---- SUPPLIED RECORDS
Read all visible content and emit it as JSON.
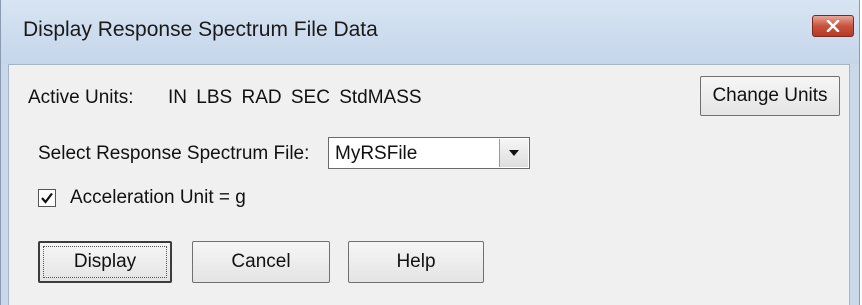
{
  "window": {
    "title": "Display Response Spectrum File Data",
    "close_icon": "close-icon"
  },
  "units": {
    "label": "Active Units:",
    "value": "IN LBS RAD SEC StdMASS",
    "change_button": "Change Units"
  },
  "spectrum": {
    "label": "Select Response Spectrum File:",
    "selected": "MyRSFile",
    "dropdown_icon": "chevron-down-icon"
  },
  "acceleration": {
    "label": "Acceleration Unit = g",
    "checked": true
  },
  "buttons": {
    "display": "Display",
    "cancel": "Cancel",
    "help": "Help"
  },
  "colors": {
    "title_bar": "#c9d8ea",
    "dialog_body": "#f0f0f0",
    "close_button": "#c9523e"
  }
}
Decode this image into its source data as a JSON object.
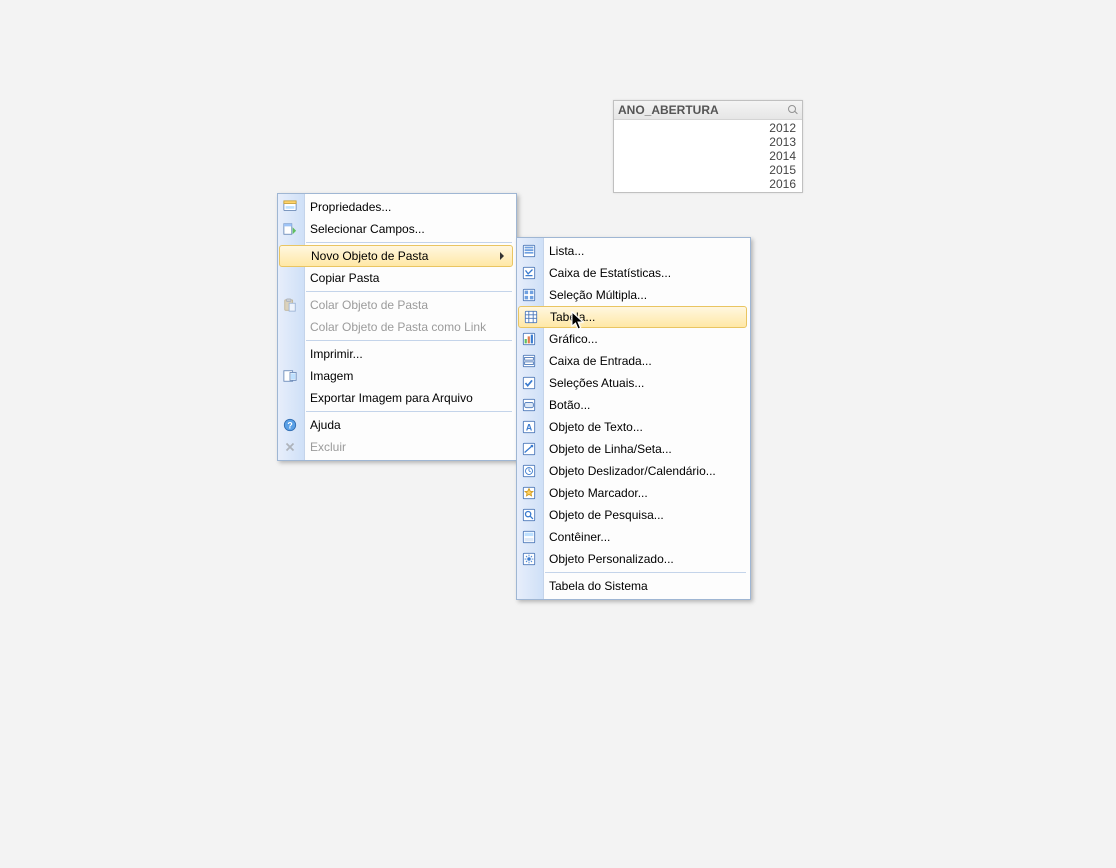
{
  "listbox": {
    "title": "ANO_ABERTURA",
    "values": [
      "2012",
      "2013",
      "2014",
      "2015",
      "2016"
    ]
  },
  "main_menu": {
    "items": [
      {
        "label": "Propriedades...",
        "icon": "properties-icon"
      },
      {
        "label": "Selecionar Campos...",
        "icon": "fields-icon"
      },
      {
        "label": "Novo Objeto de Pasta",
        "icon": "",
        "submenu": true,
        "highlight": true
      },
      {
        "label": "Copiar Pasta",
        "icon": ""
      },
      {
        "label": "Colar Objeto de Pasta",
        "icon": "paste-icon",
        "disabled": true
      },
      {
        "label": "Colar Objeto de Pasta como Link",
        "icon": "",
        "disabled": true
      },
      {
        "label": "Imprimir...",
        "icon": ""
      },
      {
        "label": "Imagem",
        "icon": "image-icon"
      },
      {
        "label": "Exportar Imagem para Arquivo",
        "icon": ""
      },
      {
        "label": "Ajuda",
        "icon": "help-icon"
      },
      {
        "label": "Excluir",
        "icon": "delete-icon",
        "disabled": true
      }
    ]
  },
  "sub_menu": {
    "items": [
      {
        "label": "Lista...",
        "icon": "list-icon"
      },
      {
        "label": "Caixa de Estatísticas...",
        "icon": "stats-icon"
      },
      {
        "label": "Seleção Múltipla...",
        "icon": "multisel-icon"
      },
      {
        "label": "Tabela...",
        "icon": "table-icon",
        "highlight": true
      },
      {
        "label": "Gráfico...",
        "icon": "chart-icon"
      },
      {
        "label": "Caixa de Entrada...",
        "icon": "input-icon"
      },
      {
        "label": "Seleções Atuais...",
        "icon": "selections-icon"
      },
      {
        "label": "Botão...",
        "icon": "button-icon"
      },
      {
        "label": "Objeto de Texto...",
        "icon": "text-icon"
      },
      {
        "label": "Objeto de Linha/Seta...",
        "icon": "line-icon"
      },
      {
        "label": "Objeto Deslizador/Calendário...",
        "icon": "slider-icon"
      },
      {
        "label": "Objeto Marcador...",
        "icon": "bookmark-icon"
      },
      {
        "label": "Objeto de Pesquisa...",
        "icon": "search-icon"
      },
      {
        "label": "Contêiner...",
        "icon": "container-icon"
      },
      {
        "label": "Objeto Personalizado...",
        "icon": "custom-icon"
      },
      {
        "label": "Tabela do Sistema",
        "icon": ""
      }
    ]
  }
}
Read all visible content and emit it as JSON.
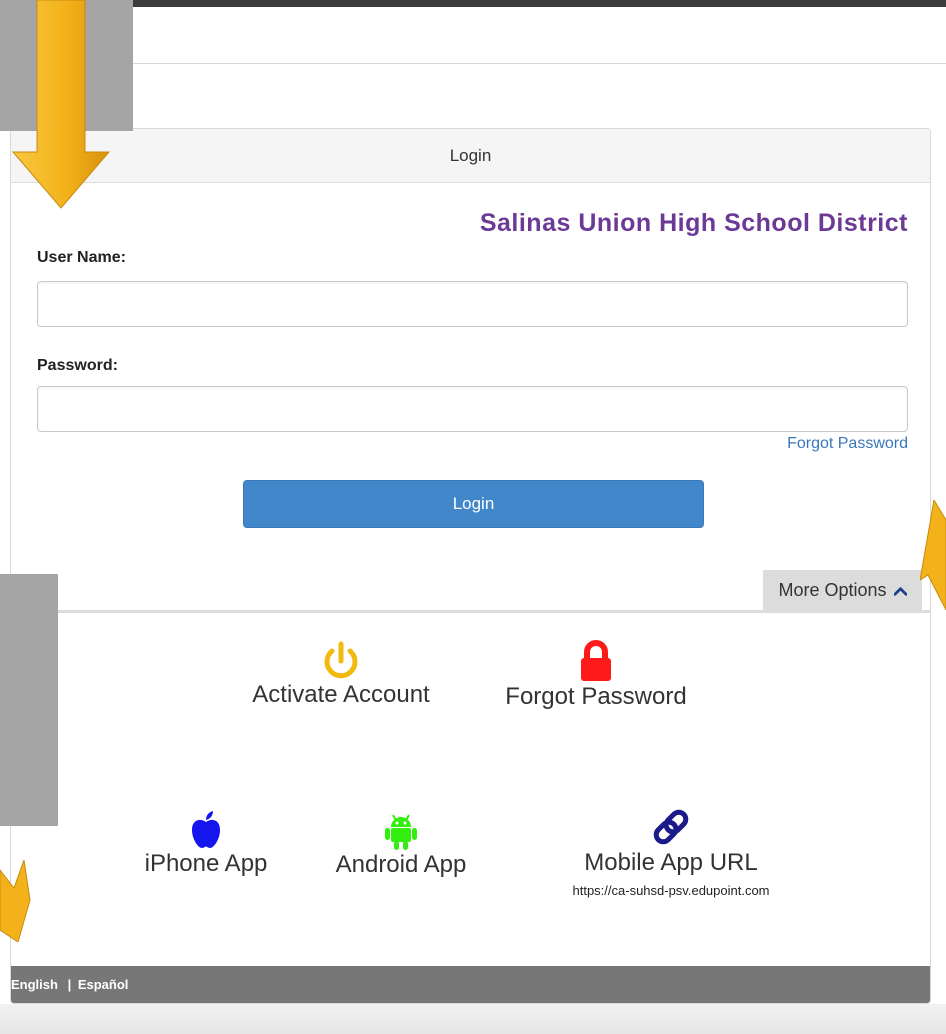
{
  "panel": {
    "title": "Login",
    "district_name": "Salinas Union High School District",
    "username_label": "User Name:",
    "username_value": "",
    "password_label": "Password:",
    "password_value": "",
    "forgot_password_link": "Forgot Password",
    "login_button": "Login",
    "more_options_tab": "More Options",
    "options": {
      "activate_account": "Activate Account",
      "forgot_password": "Forgot Password",
      "iphone_app": "iPhone App",
      "android_app": "Android App",
      "mobile_app_url": "Mobile App URL",
      "mobile_app_url_value": "https://ca-suhsd-psv.edupoint.com"
    }
  },
  "footer": {
    "lang_english": "English",
    "separator": "|",
    "lang_spanish": "Español"
  },
  "colors": {
    "district_purple": "#6c3a96",
    "button_blue": "#4287c9",
    "power_icon": "#f2b90f",
    "lock_icon": "#ff1a1a",
    "apple_icon": "#1515ee",
    "android_icon": "#33ee11",
    "link_icon": "#1a1a8a",
    "annotation_arrow": "#f6b81f"
  },
  "icons": {
    "power": "power-icon",
    "lock": "lock-icon",
    "apple": "apple-icon",
    "android": "android-icon",
    "link": "link-icon",
    "chevron": "chevron-up-icon"
  }
}
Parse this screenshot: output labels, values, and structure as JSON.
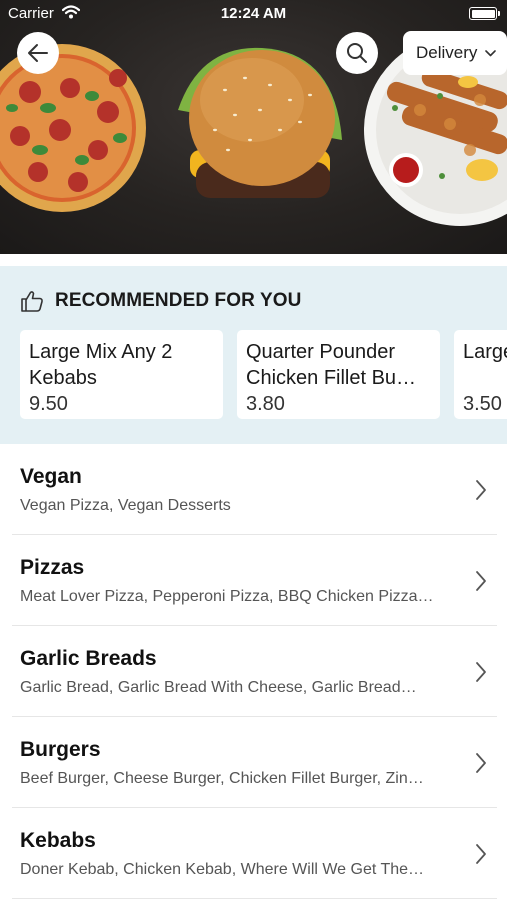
{
  "status_bar": {
    "carrier": "Carrier",
    "time": "12:24 AM"
  },
  "header": {
    "delivery_label": "Delivery"
  },
  "recommended": {
    "title": "RECOMMENDED FOR YOU",
    "items": [
      {
        "name": "Large Mix Any 2 Kebabs",
        "price": "9.50"
      },
      {
        "name": "Quarter Pounder Chicken Fillet Bu…",
        "price": "3.80"
      },
      {
        "name": "Large Chee…",
        "price": "3.50"
      }
    ]
  },
  "categories": [
    {
      "title": "Vegan",
      "subtitle": "Vegan Pizza, Vegan Desserts"
    },
    {
      "title": "Pizzas",
      "subtitle": "Meat Lover Pizza, Pepperoni Pizza, BBQ Chicken Pizza…"
    },
    {
      "title": "Garlic Breads",
      "subtitle": "Garlic Bread, Garlic Bread With Cheese, Garlic Bread…"
    },
    {
      "title": "Burgers",
      "subtitle": "Beef Burger, Cheese Burger, Chicken Fillet Burger, Zin…"
    },
    {
      "title": "Kebabs",
      "subtitle": "Doner Kebab, Chicken Kebab, Where Will We Get The…"
    }
  ],
  "icons": {
    "back": "arrow-left-icon",
    "search": "search-icon",
    "delivery_dropdown": "chevron-down-icon",
    "recommended": "thumbs-up-icon",
    "row_arrow": "chevron-right-icon"
  },
  "colors": {
    "recommended_background": "#e4f0f4",
    "card_background": "#ffffff",
    "hero_background": "#262321"
  }
}
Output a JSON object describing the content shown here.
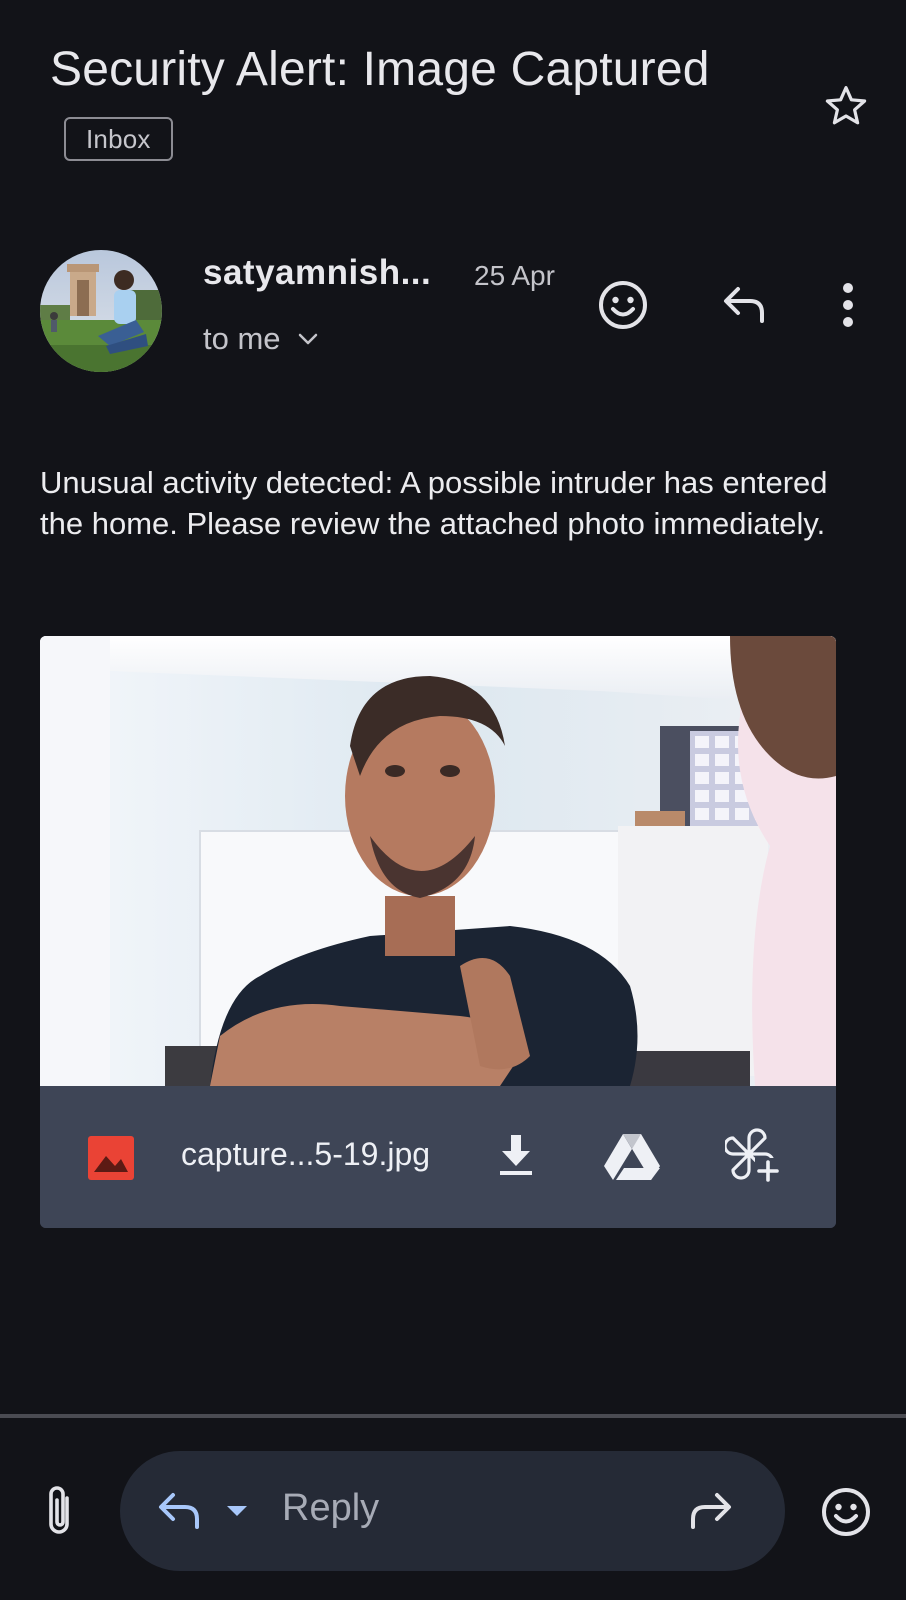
{
  "email": {
    "subject": "Security Alert: Image Captured",
    "folder_label": "Inbox",
    "sender_name": "satyamnish...",
    "date": "25 Apr",
    "recipient_label": "to me",
    "body": "Unusual activity detected: A possible intruder has entered the home. Please review the attached photo immediately."
  },
  "attachment": {
    "file_name": "capture...5-19.jpg",
    "type_icon": "image-file-icon",
    "actions": [
      "download-icon",
      "drive-icon",
      "add-to-photos-icon"
    ]
  },
  "compose_bar": {
    "reply_placeholder": "Reply",
    "left_icon": "paperclip-icon",
    "right_icon": "smiley-icon"
  },
  "colors": {
    "background": "#121318",
    "attachment_bar": "#3e4556",
    "reply_pill": "#252a36",
    "accent_blue": "#a8c7fa",
    "image_icon_red": "#ea4335"
  }
}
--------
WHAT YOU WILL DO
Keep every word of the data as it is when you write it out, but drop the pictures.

ANSWER TO THIS TASK
Read all visible content and emit it as JSON.
{
  "window": {
    "title": "Display Response Spectrum File Data",
    "close_icon": "close-icon"
  },
  "units": {
    "label": "Active Units:",
    "value": "IN LBS RAD SEC StdMASS",
    "change_button": "Change Units"
  },
  "spectrum": {
    "label": "Select Response Spectrum File:",
    "selected": "MyRSFile",
    "dropdown_icon": "chevron-down-icon"
  },
  "acceleration": {
    "label": "Acceleration Unit = g",
    "checked": true
  },
  "buttons": {
    "display": "Display",
    "cancel": "Cancel",
    "help": "Help"
  },
  "colors": {
    "title_bar": "#c9d8ea",
    "dialog_body": "#f0f0f0",
    "close_button": "#c9523e"
  }
}
Decode this image into its source data as a JSON object.
{
  "listbox": {
    "title": "ANO_ABERTURA",
    "values": [
      "2012",
      "2013",
      "2014",
      "2015",
      "2016"
    ]
  },
  "main_menu": {
    "items": [
      {
        "label": "Propriedades...",
        "icon": "properties-icon"
      },
      {
        "label": "Selecionar Campos...",
        "icon": "fields-icon"
      },
      {
        "label": "Novo Objeto de Pasta",
        "icon": "",
        "submenu": true,
        "highlight": true
      },
      {
        "label": "Copiar Pasta",
        "icon": ""
      },
      {
        "label": "Colar Objeto de Pasta",
        "icon": "paste-icon",
        "disabled": true
      },
      {
        "label": "Colar Objeto de Pasta como Link",
        "icon": "",
        "disabled": true
      },
      {
        "label": "Imprimir...",
        "icon": ""
      },
      {
        "label": "Imagem",
        "icon": "image-icon"
      },
      {
        "label": "Exportar Imagem para Arquivo",
        "icon": ""
      },
      {
        "label": "Ajuda",
        "icon": "help-icon"
      },
      {
        "label": "Excluir",
        "icon": "delete-icon",
        "disabled": true
      }
    ]
  },
  "sub_menu": {
    "items": [
      {
        "label": "Lista...",
        "icon": "list-icon"
      },
      {
        "label": "Caixa de Estatísticas...",
        "icon": "stats-icon"
      },
      {
        "label": "Seleção Múltipla...",
        "icon": "multisel-icon"
      },
      {
        "label": "Tabela...",
        "icon": "table-icon",
        "highlight": true
      },
      {
        "label": "Gráfico...",
        "icon": "chart-icon"
      },
      {
        "label": "Caixa de Entrada...",
        "icon": "input-icon"
      },
      {
        "label": "Seleções Atuais...",
        "icon": "selections-icon"
      },
      {
        "label": "Botão...",
        "icon": "button-icon"
      },
      {
        "label": "Objeto de Texto...",
        "icon": "text-icon"
      },
      {
        "label": "Objeto de Linha/Seta...",
        "icon": "line-icon"
      },
      {
        "label": "Objeto Deslizador/Calendário...",
        "icon": "slider-icon"
      },
      {
        "label": "Objeto Marcador...",
        "icon": "bookmark-icon"
      },
      {
        "label": "Objeto de Pesquisa...",
        "icon": "search-icon"
      },
      {
        "label": "Contêiner...",
        "icon": "container-icon"
      },
      {
        "label": "Objeto Personalizado...",
        "icon": "custom-icon"
      },
      {
        "label": "Tabela do Sistema",
        "icon": ""
      }
    ]
  }
}
Read all visible content and emit it as JSON.
{
  "panel": {
    "title": "Login",
    "district_name": "Salinas Union High School District",
    "username_label": "User Name:",
    "username_value": "",
    "password_label": "Password:",
    "password_value": "",
    "forgot_password_link": "Forgot Password",
    "login_button": "Login",
    "more_options_tab": "More Options",
    "options": {
      "activate_account": "Activate Account",
      "forgot_password": "Forgot Password",
      "iphone_app": "iPhone App",
      "android_app": "Android App",
      "mobile_app_url": "Mobile App URL",
      "mobile_app_url_value": "https://ca-suhsd-psv.edupoint.com"
    }
  },
  "footer": {
    "lang_english": "English",
    "separator": "|",
    "lang_spanish": "Español"
  },
  "colors": {
    "district_purple": "#6c3a96",
    "button_blue": "#4287c9",
    "power_icon": "#f2b90f",
    "lock_icon": "#ff1a1a",
    "apple_icon": "#1515ee",
    "android_icon": "#33ee11",
    "link_icon": "#1a1a8a",
    "annotation_arrow": "#f6b81f"
  },
  "icons": {
    "power": "power-icon",
    "lock": "lock-icon",
    "apple": "apple-icon",
    "android": "android-icon",
    "link": "link-icon",
    "chevron": "chevron-up-icon"
  }
}
Parse this screenshot: output labels, values, and structure as JSON.
{
  "status_bar": {
    "carrier": "Carrier",
    "time": "12:24 AM"
  },
  "header": {
    "delivery_label": "Delivery"
  },
  "recommended": {
    "title": "RECOMMENDED FOR YOU",
    "items": [
      {
        "name": "Large Mix Any 2 Kebabs",
        "price": "9.50"
      },
      {
        "name": "Quarter Pounder Chicken Fillet Bu…",
        "price": "3.80"
      },
      {
        "name": "Large Chee…",
        "price": "3.50"
      }
    ]
  },
  "categories": [
    {
      "title": "Vegan",
      "subtitle": "Vegan Pizza, Vegan Desserts"
    },
    {
      "title": "Pizzas",
      "subtitle": "Meat Lover Pizza, Pepperoni Pizza, BBQ Chicken Pizza…"
    },
    {
      "title": "Garlic Breads",
      "subtitle": "Garlic Bread, Garlic Bread With Cheese, Garlic Bread…"
    },
    {
      "title": "Burgers",
      "subtitle": "Beef Burger, Cheese Burger, Chicken Fillet Burger, Zin…"
    },
    {
      "title": "Kebabs",
      "subtitle": "Doner Kebab, Chicken Kebab, Where Will We Get The…"
    }
  ],
  "icons": {
    "back": "arrow-left-icon",
    "search": "search-icon",
    "delivery_dropdown": "chevron-down-icon",
    "recommended": "thumbs-up-icon",
    "row_arrow": "chevron-right-icon"
  },
  "colors": {
    "recommended_background": "#e4f0f4",
    "card_background": "#ffffff",
    "hero_background": "#262321"
  }
}
Output a JSON object describing the content shown here.
{
  "email": {
    "subject": "Security Alert: Image Captured",
    "folder_label": "Inbox",
    "sender_name": "satyamnish...",
    "date": "25 Apr",
    "recipient_label": "to me",
    "body": "Unusual activity detected: A possible intruder has entered the home. Please review the attached photo immediately."
  },
  "attachment": {
    "file_name": "capture...5-19.jpg",
    "type_icon": "image-file-icon",
    "actions": [
      "download-icon",
      "drive-icon",
      "add-to-photos-icon"
    ]
  },
  "compose_bar": {
    "reply_placeholder": "Reply",
    "left_icon": "paperclip-icon",
    "right_icon": "smiley-icon"
  },
  "colors": {
    "background": "#121318",
    "attachment_bar": "#3e4556",
    "reply_pill": "#252a36",
    "accent_blue": "#a8c7fa",
    "image_icon_red": "#ea4335"
  }
}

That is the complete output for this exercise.